Authors’ conclusion: In persons with type 2 diabetes, increased plasma apoCIII is associated with higher TG levels, less favourable cardiometabolic phenotypes, and higher coronary artery calcification, a measure of subclinical atherosclerosis. Therapeutic inhibition of apoCIII may thus be a novel strategy for reducing plasma TG-rich lipoproteins and cardiovascular risk in type 2 diabetes.

COMMENT

This study provides a rationale to support therapeutic targeting of apoCIII to reduce elevated TG, a component of TG-rich lipoproteins, in patients with type 2 diabetes. In summary, the study showed a strong positive association between plasma apoCIII and markers of cardiometabolic risk (TG, fasting glucose and HbA1c), as well as an association between apoCIII levels and subclinical atherosclerosis, as assessed by CAC score. Evidence that this relationship was attenuated after adjustment for TG or VLDL-C, implies that these play an intermediary role in the association of apoCIII with atherosclerosis. The large cohort size, including a sizeable proportion of women and those of non-white ethnicity, and the use of CAC score, an established marker of subclinical atherosclerosis and predictor of clinical coronary heart disease and future cardiac events,1,2 are strengths of the study. However, given ongoing debate about the role of CAC in monitoring progression of coronary heart disease,3 the study does not permit insights into how apoCIII impacts the progression or regression of coronary heart disease as measured by CAC.

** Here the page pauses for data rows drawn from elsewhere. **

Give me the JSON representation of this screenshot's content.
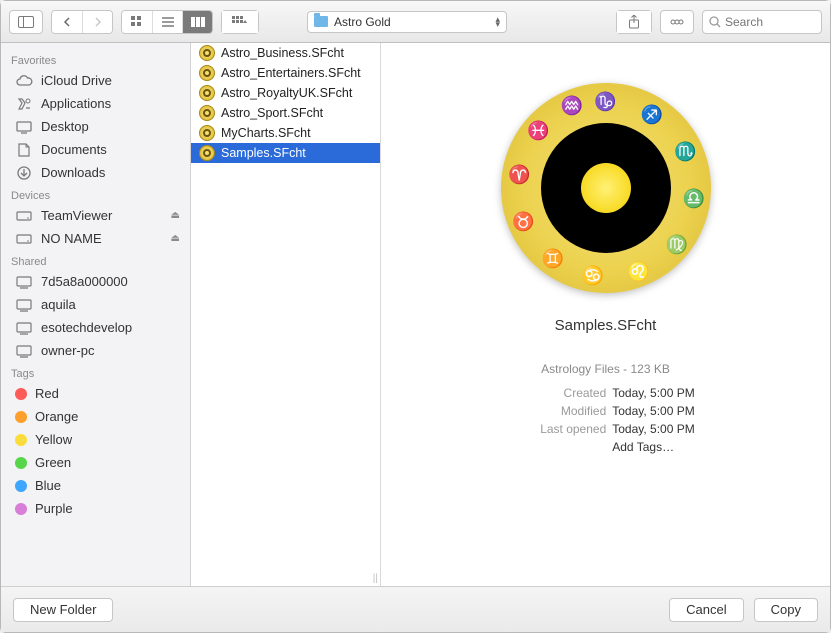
{
  "toolbar": {
    "folder_name": "Astro Gold",
    "search_placeholder": "Search"
  },
  "sidebar": {
    "sections": [
      {
        "header": "Favorites",
        "items": [
          {
            "label": "iCloud Drive",
            "icon": "cloud"
          },
          {
            "label": "Applications",
            "icon": "apps"
          },
          {
            "label": "Desktop",
            "icon": "desktop"
          },
          {
            "label": "Documents",
            "icon": "documents"
          },
          {
            "label": "Downloads",
            "icon": "downloads"
          }
        ]
      },
      {
        "header": "Devices",
        "items": [
          {
            "label": "TeamViewer",
            "icon": "disk",
            "eject": true
          },
          {
            "label": "NO NAME",
            "icon": "disk",
            "eject": true
          }
        ]
      },
      {
        "header": "Shared",
        "items": [
          {
            "label": "7d5a8a000000",
            "icon": "host"
          },
          {
            "label": "aquila",
            "icon": "host"
          },
          {
            "label": "esotechdevelop",
            "icon": "host"
          },
          {
            "label": "owner-pc",
            "icon": "host"
          }
        ]
      },
      {
        "header": "Tags",
        "items": [
          {
            "label": "Red",
            "color": "#fc5b57"
          },
          {
            "label": "Orange",
            "color": "#fc9f2c"
          },
          {
            "label": "Yellow",
            "color": "#fadd3c"
          },
          {
            "label": "Green",
            "color": "#57d64a"
          },
          {
            "label": "Blue",
            "color": "#3ea6ff"
          },
          {
            "label": "Purple",
            "color": "#d87ed8"
          }
        ]
      }
    ]
  },
  "files": [
    {
      "name": "Astro_Business.SFcht"
    },
    {
      "name": "Astro_Entertainers.SFcht"
    },
    {
      "name": "Astro_RoyaltyUK.SFcht"
    },
    {
      "name": "Astro_Sport.SFcht"
    },
    {
      "name": "MyCharts.SFcht"
    },
    {
      "name": "Samples.SFcht",
      "selected": true
    }
  ],
  "preview": {
    "title": "Samples.SFcht",
    "subtitle": "Astrology Files - 123 KB",
    "meta": [
      {
        "label": "Created",
        "value": "Today, 5:00 PM"
      },
      {
        "label": "Modified",
        "value": "Today, 5:00 PM"
      },
      {
        "label": "Last opened",
        "value": "Today, 5:00 PM"
      }
    ],
    "add_tags": "Add Tags…"
  },
  "footer": {
    "new_folder": "New Folder",
    "cancel": "Cancel",
    "confirm": "Copy"
  }
}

ApoCIII inhibits the turnover of plasma TG via multiple mechanisms, including inhibition of lipoprotein lipase activity, delays hepatic clearance of TG-rich lipoproteins, and promotes secretion of VLDL.4,5 Two recent studies have also shown that lifelong exposure to lower plasma TG as a result of carriage of loss-of-function variants of the gene encoding apoCIII (APOC3) is associated with reduced risk of subclinical atherosclerosis and coronary heart disease.6,7 The direct association between plasma apoCIII levels and subclinical atherosclerosis demonstrated here provides clear support for targeting apoCIII to reduce the high residual cardiovascular risk persisting in type 2 diabetes patients despite statin treatment.

References

1. Raggi P, Shaw LJ, Berman DS, Callister TQ. Prognostic value of coronary artery calcium screening in subjects with and without diabetes. J Am Coll Cardiol. 2004;43:1663–9.

2. Detrano R, Guerci AD, Carr JJ et al. Coronary calcium as a predictor of coronary events in four racial or ethnic groups. N Engl J Med. 2008;358:1336–45.

3. Puri R, Nicholls SJ, Shao M et al. Impact of statins on serial coronary calcification during atheroma progression and regression. J Am Coll Cardiol. 2015;65:1273–82.

4. Ginsberg HN, Brown WV. Apolipoprotein CIII: 42 years old and even more interesting. Arterioscler Thromb Vasc Biol. 2011;31:471–3.

5. Rosenson RS, Davidson MH, Hirsh BJ,  et al. Genetics and causality of triglyceride-rich lipoproteins in atherosclerotic cardiovascular disease. J Am Coll Cardiol. 2014;64:2525–40.

6. Jørgensen AB, Frikke-Schmidt R, Nordestgaard BG, Tybjærg-Hansen A. Loss-of-function mutations in APOC3 and risk of ischemic vascular disease. N Engl J Med. 2014;371:32–41.

7. Blood I, Crosby J, Peloso GM, et al; Tg, Hdl Working Group of the Exome Sequencing Project NHL. Loss-of-function mutations in apoc3, triglycerides, and coronary disease. New Engl J Med 2014;371:22–31.

Key words apolipoprotein CIII, triglyceride-rich lipoproteins; atherosclerosis; coronary artery calcium, type 2 diabetes; therapy